Aim of the exercise: How many of the lines in the material below contain the word "content"? Give the number alone.

Supplied entries:
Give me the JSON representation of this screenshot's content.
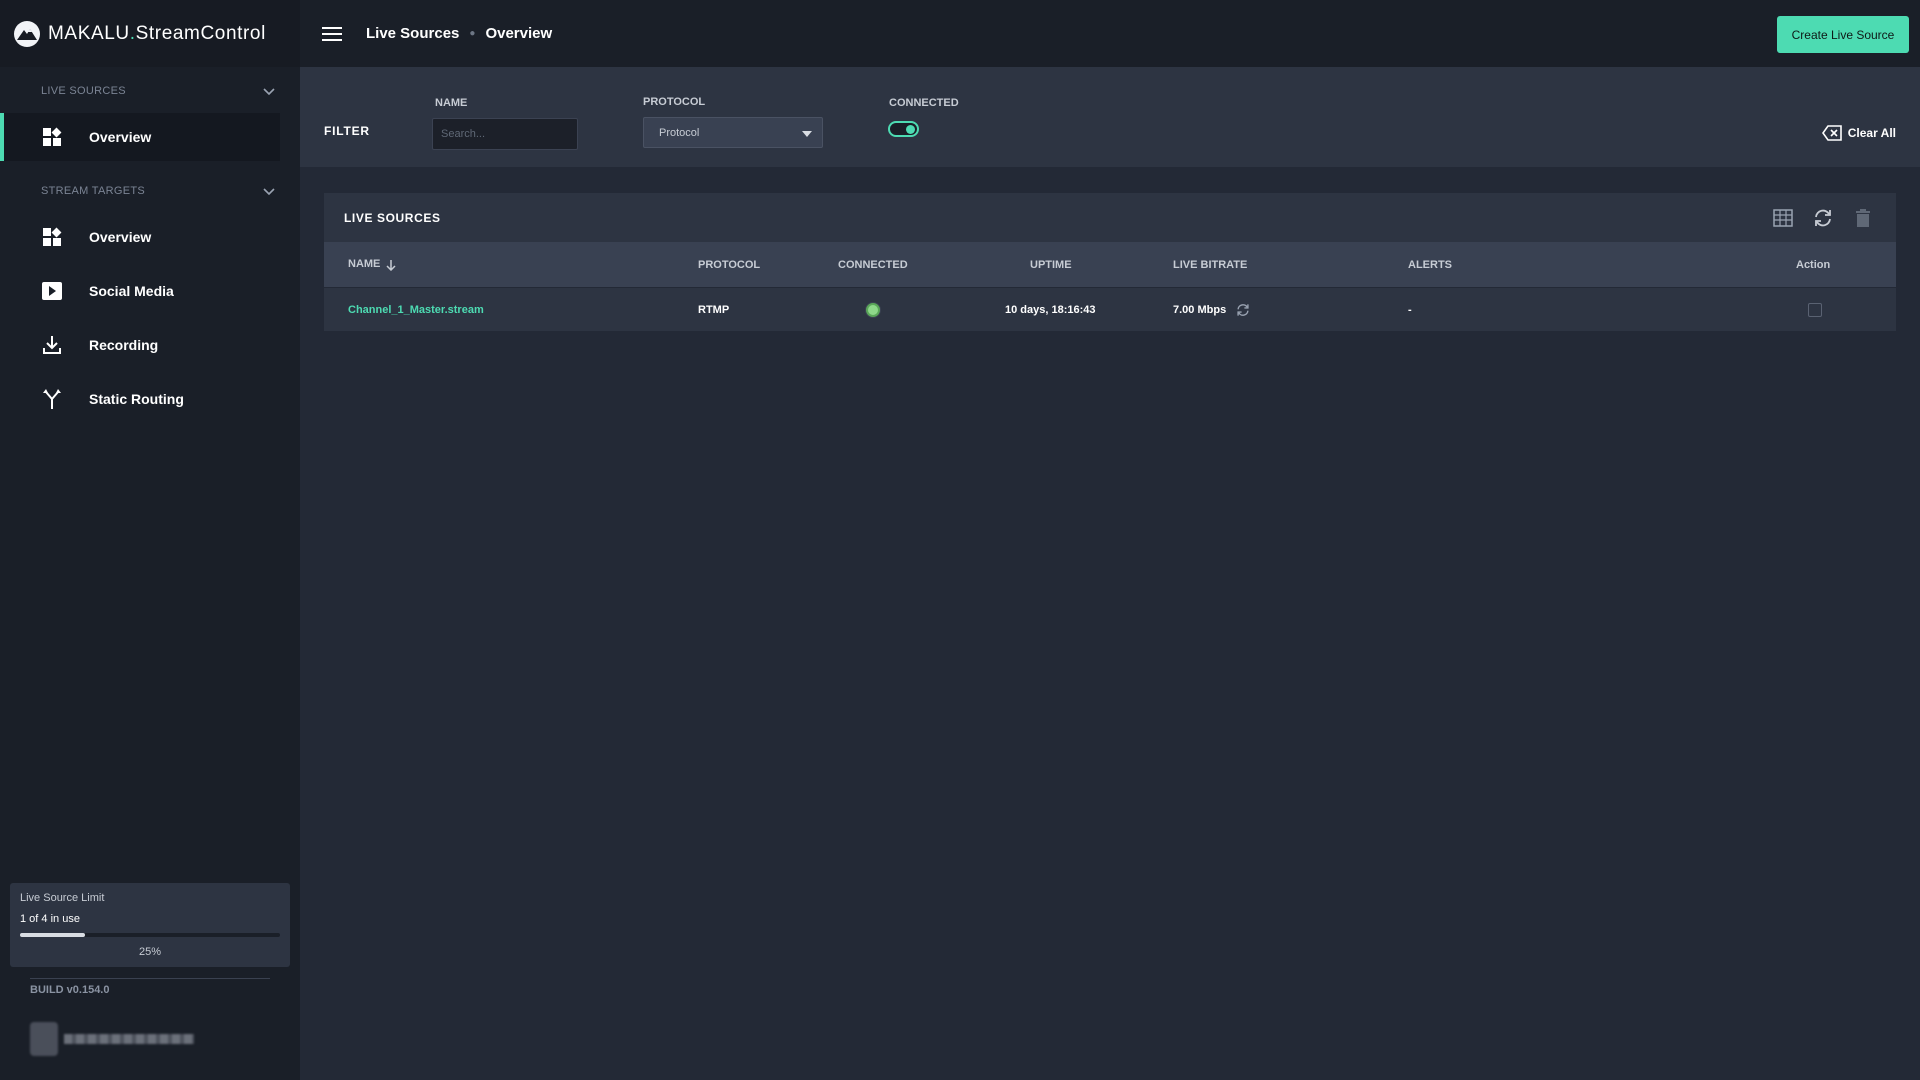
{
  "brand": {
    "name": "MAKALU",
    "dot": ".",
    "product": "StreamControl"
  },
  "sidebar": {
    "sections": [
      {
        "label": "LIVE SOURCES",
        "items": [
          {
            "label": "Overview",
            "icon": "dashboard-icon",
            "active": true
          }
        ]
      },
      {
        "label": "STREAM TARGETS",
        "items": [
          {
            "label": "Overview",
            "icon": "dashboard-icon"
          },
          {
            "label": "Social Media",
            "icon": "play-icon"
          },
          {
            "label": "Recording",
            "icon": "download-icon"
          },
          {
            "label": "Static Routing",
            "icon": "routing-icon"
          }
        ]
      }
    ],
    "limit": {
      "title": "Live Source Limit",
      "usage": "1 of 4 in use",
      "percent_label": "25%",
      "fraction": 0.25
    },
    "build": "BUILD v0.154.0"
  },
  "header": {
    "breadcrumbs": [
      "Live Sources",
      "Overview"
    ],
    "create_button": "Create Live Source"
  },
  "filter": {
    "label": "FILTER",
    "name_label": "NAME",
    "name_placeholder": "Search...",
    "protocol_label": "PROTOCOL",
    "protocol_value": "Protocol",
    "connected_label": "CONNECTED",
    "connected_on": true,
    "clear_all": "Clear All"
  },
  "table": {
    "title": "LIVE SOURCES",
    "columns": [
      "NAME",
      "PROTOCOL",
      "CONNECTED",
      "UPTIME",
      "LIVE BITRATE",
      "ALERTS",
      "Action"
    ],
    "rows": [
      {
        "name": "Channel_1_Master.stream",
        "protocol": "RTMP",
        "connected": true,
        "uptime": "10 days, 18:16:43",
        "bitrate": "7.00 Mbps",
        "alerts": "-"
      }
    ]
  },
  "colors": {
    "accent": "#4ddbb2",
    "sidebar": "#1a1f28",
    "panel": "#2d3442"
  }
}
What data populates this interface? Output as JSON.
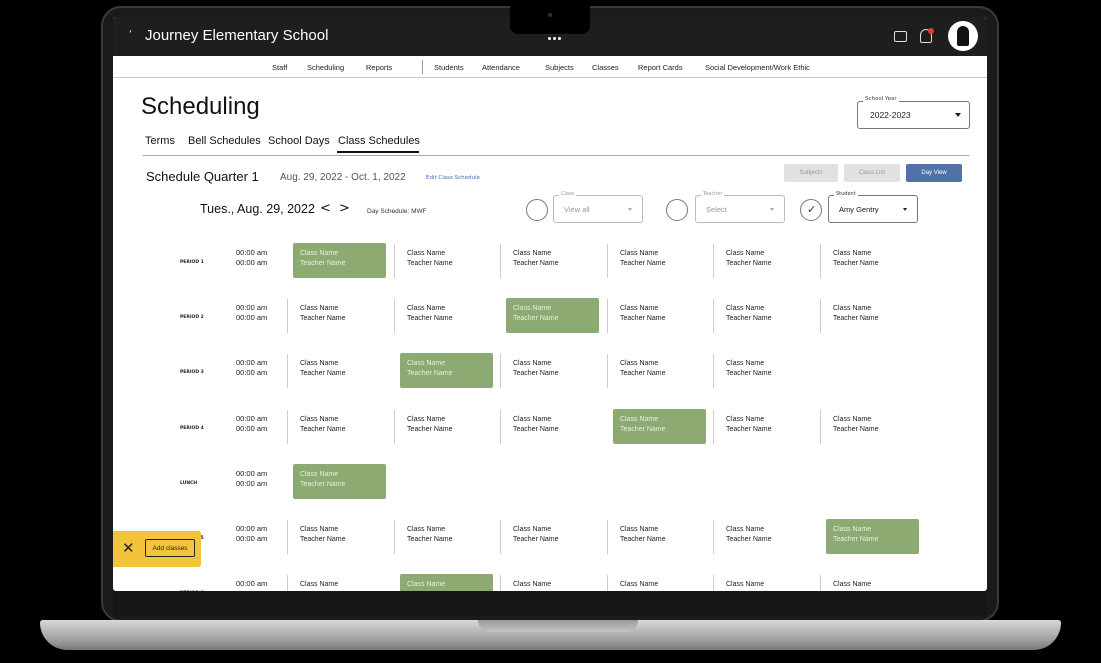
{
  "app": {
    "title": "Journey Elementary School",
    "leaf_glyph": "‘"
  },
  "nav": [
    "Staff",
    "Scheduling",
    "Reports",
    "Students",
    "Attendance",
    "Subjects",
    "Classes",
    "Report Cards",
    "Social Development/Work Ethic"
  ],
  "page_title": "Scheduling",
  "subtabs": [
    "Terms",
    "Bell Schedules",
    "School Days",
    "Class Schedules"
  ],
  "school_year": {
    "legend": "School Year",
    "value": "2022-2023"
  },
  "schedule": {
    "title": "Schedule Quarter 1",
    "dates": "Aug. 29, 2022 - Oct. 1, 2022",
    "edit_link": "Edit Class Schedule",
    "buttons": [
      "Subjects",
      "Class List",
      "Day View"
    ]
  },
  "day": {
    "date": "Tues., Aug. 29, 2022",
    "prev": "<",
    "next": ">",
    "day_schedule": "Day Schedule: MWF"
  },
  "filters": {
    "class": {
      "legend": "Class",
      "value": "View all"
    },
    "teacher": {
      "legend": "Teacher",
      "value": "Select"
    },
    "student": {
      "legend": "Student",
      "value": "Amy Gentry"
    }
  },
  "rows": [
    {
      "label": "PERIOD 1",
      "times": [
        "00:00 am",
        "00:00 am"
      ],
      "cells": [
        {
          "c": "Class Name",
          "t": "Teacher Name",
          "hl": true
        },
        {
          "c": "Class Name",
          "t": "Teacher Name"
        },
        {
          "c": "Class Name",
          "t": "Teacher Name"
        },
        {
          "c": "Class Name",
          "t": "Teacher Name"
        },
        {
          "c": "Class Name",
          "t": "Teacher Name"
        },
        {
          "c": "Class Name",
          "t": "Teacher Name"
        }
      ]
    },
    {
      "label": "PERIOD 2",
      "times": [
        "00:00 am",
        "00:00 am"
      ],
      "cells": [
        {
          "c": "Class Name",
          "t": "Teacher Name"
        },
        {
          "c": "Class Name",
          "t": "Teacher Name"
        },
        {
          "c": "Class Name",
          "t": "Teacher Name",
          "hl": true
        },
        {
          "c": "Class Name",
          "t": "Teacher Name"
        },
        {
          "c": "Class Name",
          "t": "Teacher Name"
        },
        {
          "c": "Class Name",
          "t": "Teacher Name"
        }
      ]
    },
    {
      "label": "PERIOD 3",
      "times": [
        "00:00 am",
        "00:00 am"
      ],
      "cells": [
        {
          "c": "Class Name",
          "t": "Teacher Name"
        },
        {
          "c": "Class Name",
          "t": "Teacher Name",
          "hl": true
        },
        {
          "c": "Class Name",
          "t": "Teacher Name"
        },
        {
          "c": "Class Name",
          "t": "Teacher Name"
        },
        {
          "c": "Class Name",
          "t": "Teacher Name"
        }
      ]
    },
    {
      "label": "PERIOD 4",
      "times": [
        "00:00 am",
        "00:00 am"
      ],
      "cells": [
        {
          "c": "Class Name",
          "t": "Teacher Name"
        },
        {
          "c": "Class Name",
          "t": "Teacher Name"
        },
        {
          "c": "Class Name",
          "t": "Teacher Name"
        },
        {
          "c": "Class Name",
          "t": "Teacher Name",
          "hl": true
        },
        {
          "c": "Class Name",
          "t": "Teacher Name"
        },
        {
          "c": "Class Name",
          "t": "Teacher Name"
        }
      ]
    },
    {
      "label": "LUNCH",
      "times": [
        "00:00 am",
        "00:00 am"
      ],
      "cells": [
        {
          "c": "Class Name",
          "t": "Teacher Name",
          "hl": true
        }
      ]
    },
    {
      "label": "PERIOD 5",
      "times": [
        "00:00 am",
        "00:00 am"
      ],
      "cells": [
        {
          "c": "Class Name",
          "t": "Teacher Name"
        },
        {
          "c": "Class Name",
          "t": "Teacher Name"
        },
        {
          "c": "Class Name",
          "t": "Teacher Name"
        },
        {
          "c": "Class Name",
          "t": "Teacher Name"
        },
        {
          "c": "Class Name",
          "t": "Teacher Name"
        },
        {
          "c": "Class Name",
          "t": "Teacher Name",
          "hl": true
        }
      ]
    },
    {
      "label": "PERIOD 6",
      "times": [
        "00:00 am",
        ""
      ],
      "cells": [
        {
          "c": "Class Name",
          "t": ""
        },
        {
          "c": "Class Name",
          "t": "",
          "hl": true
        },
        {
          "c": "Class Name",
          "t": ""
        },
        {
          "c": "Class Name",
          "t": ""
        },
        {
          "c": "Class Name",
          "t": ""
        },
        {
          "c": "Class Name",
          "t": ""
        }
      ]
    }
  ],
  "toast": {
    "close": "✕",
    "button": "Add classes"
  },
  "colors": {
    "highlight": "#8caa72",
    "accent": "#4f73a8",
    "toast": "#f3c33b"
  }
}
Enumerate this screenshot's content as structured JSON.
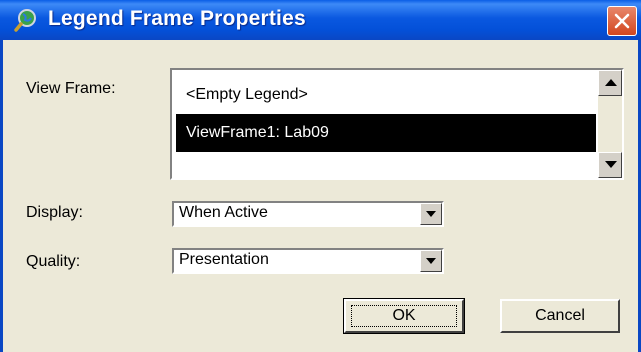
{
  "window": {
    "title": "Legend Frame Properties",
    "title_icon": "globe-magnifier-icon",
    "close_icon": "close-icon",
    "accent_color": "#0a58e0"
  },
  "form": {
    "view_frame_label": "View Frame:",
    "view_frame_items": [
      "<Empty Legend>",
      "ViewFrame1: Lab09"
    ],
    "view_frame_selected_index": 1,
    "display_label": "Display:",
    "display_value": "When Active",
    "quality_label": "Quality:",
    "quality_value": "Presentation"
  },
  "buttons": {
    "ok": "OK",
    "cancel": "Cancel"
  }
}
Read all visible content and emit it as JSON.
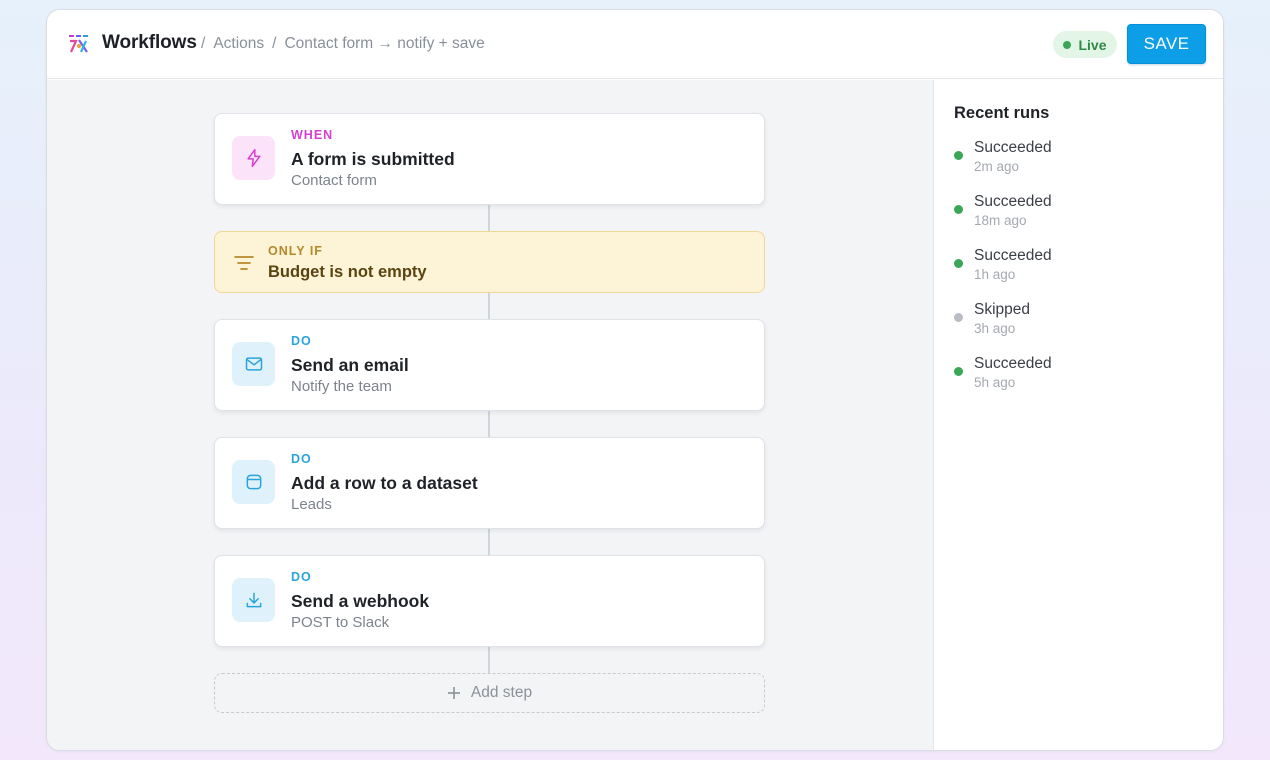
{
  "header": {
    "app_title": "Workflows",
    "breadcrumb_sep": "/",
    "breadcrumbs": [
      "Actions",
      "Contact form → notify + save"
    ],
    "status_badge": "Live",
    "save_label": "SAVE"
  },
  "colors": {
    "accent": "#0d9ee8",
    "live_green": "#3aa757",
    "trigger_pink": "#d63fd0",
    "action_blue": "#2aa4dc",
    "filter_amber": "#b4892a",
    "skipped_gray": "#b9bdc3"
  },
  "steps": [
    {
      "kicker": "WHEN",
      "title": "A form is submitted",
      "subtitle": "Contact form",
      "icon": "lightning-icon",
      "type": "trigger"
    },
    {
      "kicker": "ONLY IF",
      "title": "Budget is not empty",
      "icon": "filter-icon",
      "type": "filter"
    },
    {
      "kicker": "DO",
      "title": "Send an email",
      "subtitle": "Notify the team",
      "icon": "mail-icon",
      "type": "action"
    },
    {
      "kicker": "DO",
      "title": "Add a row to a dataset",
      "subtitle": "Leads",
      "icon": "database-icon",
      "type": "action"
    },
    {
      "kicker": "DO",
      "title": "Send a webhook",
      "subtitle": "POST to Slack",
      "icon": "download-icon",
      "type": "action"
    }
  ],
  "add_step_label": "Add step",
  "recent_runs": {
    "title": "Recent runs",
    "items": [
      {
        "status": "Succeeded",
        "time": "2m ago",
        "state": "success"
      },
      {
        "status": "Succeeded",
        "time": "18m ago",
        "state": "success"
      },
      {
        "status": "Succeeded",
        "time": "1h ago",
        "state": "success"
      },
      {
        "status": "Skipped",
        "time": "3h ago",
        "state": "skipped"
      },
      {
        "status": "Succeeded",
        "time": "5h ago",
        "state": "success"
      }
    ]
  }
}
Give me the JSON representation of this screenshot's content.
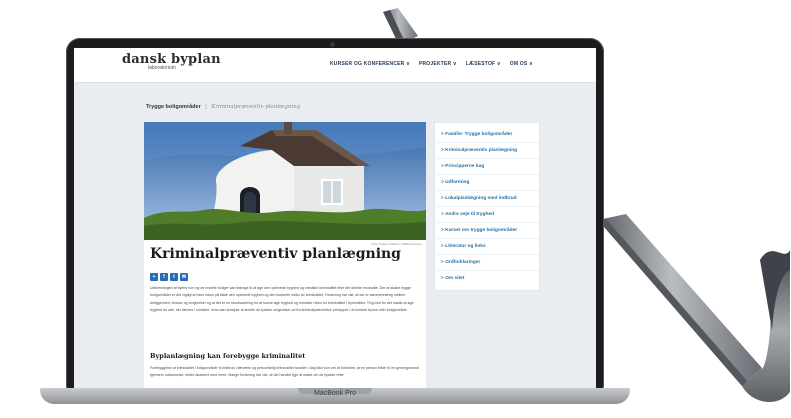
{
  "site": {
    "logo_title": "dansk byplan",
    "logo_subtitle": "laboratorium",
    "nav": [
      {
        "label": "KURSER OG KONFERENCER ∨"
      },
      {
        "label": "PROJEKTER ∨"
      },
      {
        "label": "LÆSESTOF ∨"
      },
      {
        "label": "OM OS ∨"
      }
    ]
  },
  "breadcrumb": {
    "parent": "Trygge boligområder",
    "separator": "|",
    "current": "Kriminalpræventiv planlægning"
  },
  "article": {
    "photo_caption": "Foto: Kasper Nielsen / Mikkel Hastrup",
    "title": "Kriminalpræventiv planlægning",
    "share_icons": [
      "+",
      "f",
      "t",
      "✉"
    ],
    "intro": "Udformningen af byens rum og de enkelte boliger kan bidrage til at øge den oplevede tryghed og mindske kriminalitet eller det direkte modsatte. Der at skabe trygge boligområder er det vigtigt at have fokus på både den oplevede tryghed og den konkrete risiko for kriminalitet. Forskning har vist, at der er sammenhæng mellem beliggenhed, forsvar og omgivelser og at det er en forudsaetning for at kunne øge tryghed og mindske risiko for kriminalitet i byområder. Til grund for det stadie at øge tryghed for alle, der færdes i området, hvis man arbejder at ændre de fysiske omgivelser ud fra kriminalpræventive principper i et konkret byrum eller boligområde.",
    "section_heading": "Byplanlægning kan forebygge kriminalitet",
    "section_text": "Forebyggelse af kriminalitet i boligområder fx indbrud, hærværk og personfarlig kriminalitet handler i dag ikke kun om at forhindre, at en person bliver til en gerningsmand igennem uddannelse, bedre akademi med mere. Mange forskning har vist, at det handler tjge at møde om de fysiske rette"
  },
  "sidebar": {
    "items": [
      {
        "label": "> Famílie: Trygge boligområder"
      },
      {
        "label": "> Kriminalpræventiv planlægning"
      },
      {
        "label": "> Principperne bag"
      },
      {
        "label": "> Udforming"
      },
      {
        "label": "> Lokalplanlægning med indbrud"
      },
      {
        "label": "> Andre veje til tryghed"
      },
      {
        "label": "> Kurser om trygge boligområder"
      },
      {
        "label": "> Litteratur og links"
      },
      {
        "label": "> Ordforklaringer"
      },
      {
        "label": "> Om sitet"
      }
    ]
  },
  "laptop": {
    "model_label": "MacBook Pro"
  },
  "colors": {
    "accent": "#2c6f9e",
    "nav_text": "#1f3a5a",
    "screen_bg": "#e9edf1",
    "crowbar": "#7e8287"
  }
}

Expected answer: 4